French minister takes Apple to task over yanking AppGratis from App Store
In an interview on Thursday, France's digital industry minister Fleur Pellerin had some tough words for Apple over the company's takedown of app discovery service AppGratis, saying the move was "brutal" and put the startup in danger.
As noted by CNET, Pellerin now plans to ask the EU to examine the takedown, while requesting European regulators crack down on digital platforms like search engines and social media outlets. She said the recent decision justifies closer inspection of how influential tech companies "impose" their rules and regulations on others.
"I recall that the French are the world's second largest developers of software applications behind the United States for mobile devices," Pellerin told LeMonde Informatique. "What is the sense of investing if, overnight, the economic model is jeopardized by a unilateral decision...There is an issue of fairness in commercial relations..."

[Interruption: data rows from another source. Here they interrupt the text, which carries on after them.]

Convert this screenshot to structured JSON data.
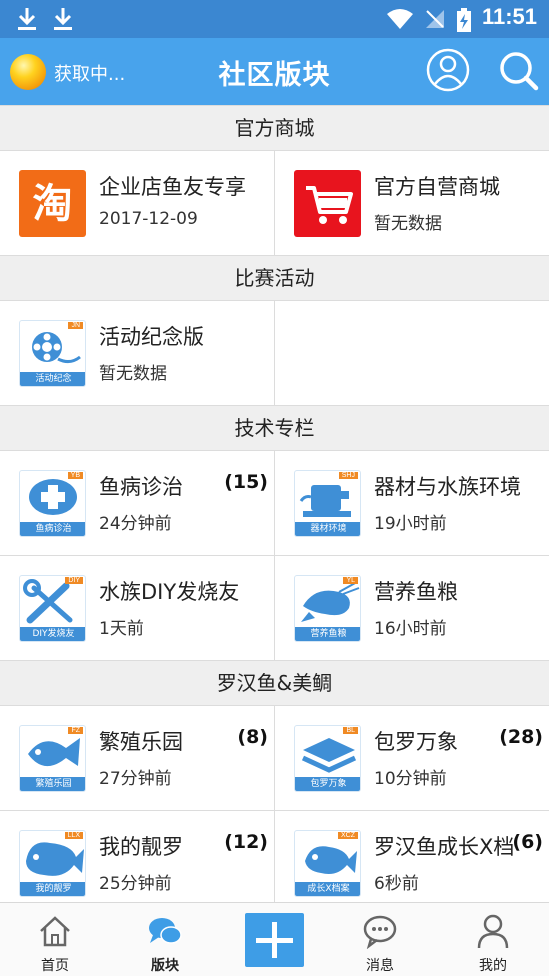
{
  "status_bar": {
    "time": "11:51",
    "icons": [
      "download-icon",
      "download-icon",
      "wifi-icon",
      "no-signal-icon",
      "battery-charging-icon"
    ]
  },
  "header": {
    "status_label": "获取中...",
    "title": "社区版块",
    "avatar_icon": "user-icon",
    "search_icon": "search-icon"
  },
  "sections": [
    {
      "title": "官方商城",
      "rows": [
        [
          {
            "name": "企业店鱼友专享",
            "sub": "2017-12-09",
            "icon": "taobao-icon",
            "icon_color": "#f26c17"
          },
          {
            "name": "官方自营商城",
            "sub": "暂无数据",
            "icon": "shopping-cart-icon",
            "icon_color": "#e8141e"
          }
        ]
      ]
    },
    {
      "title": "比赛活动",
      "rows": [
        [
          {
            "name": "活动纪念版",
            "sub": "暂无数据",
            "icon": "film-reel-icon",
            "abbr": "JN",
            "caption": "活动纪念"
          }
        ]
      ]
    },
    {
      "title": "技术专栏",
      "rows": [
        [
          {
            "name": "鱼病诊治",
            "sub": "24分钟前",
            "count": "(15)",
            "icon": "medical-cross-icon",
            "abbr": "YB",
            "caption": "鱼病诊治"
          },
          {
            "name": "器材与水族环境",
            "sub": "19小时前",
            "icon": "aquarium-equipment-icon",
            "abbr": "SHJ",
            "caption": "器材环境"
          }
        ],
        [
          {
            "name": "水族DIY发烧友",
            "sub": "1天前",
            "icon": "tools-icon",
            "abbr": "DIY",
            "caption": "DIY发烧友"
          },
          {
            "name": "营养鱼粮",
            "sub": "16小时前",
            "icon": "shrimp-icon",
            "abbr": "YL",
            "caption": "营养鱼粮"
          }
        ]
      ]
    },
    {
      "title": "罗汉鱼&美鲷",
      "rows": [
        [
          {
            "name": "繁殖乐园",
            "sub": "27分钟前",
            "count": "(8)",
            "icon": "fish-icon",
            "abbr": "FZ",
            "caption": "繁殖乐园"
          },
          {
            "name": "包罗万象",
            "sub": "10分钟前",
            "count": "(28)",
            "icon": "layers-icon",
            "abbr": "BL",
            "caption": "包罗万象"
          }
        ],
        [
          {
            "name": "我的靓罗",
            "sub": "25分钟前",
            "count": "(12)",
            "icon": "flowerhorn-fish-icon",
            "abbr": "LLX",
            "caption": "我的靓罗"
          },
          {
            "name": "罗汉鱼成长X档",
            "sub": "6秒前",
            "count": "(6)",
            "icon": "flowerhorn-growth-icon",
            "abbr": "XCZ",
            "caption": "成长X档案"
          }
        ]
      ]
    }
  ],
  "bottom_nav": {
    "items": [
      {
        "label": "首页",
        "icon": "home-icon"
      },
      {
        "label": "版块",
        "icon": "chat-bubbles-icon",
        "active": true
      },
      {
        "label": "",
        "icon": "plus-icon"
      },
      {
        "label": "消息",
        "icon": "message-icon"
      },
      {
        "label": "我的",
        "icon": "person-icon"
      }
    ]
  },
  "colors": {
    "status_bar": "#3b87d1",
    "header": "#48a3ec",
    "section_bg": "#efefef",
    "accent": "#3e9de6"
  }
}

Before being pulled from the App Store earlier this week, France-based App Gratis served up notable iOS titles to more than 10 million users. The company's blog noted the service drove one million app installs per day for its app partners.
In banning AppGratis, Apple cited a newly implemented rule that denied services from promote other apps in a manner similar to the App Store. The Cupertino company also said the app broke another mandate against using push notifications to send advertising, promotions, or direct marketing.
A day after AppGratis was deprecated from the App Store, company CEO Simon Dawlat aired his frustration in a blog post, claiming that reviewers had not only approved the most recent app update, but also let pass an iPad version, which was given the OK just one week prior.
The AppGratis fuss is just the beginning, according to AllThingsD's John Paczkowski, who heard from people familiar with the matter that "Apple feels these apps threaten the legitimacy of the App Store charts by providing a way for developers to spend their way to a high ranking." This thinking, which holds that such apps "undermine the integrity" of the App Store by offering what are effectively alternative storefronts, could lead to broader restrictions in the near future.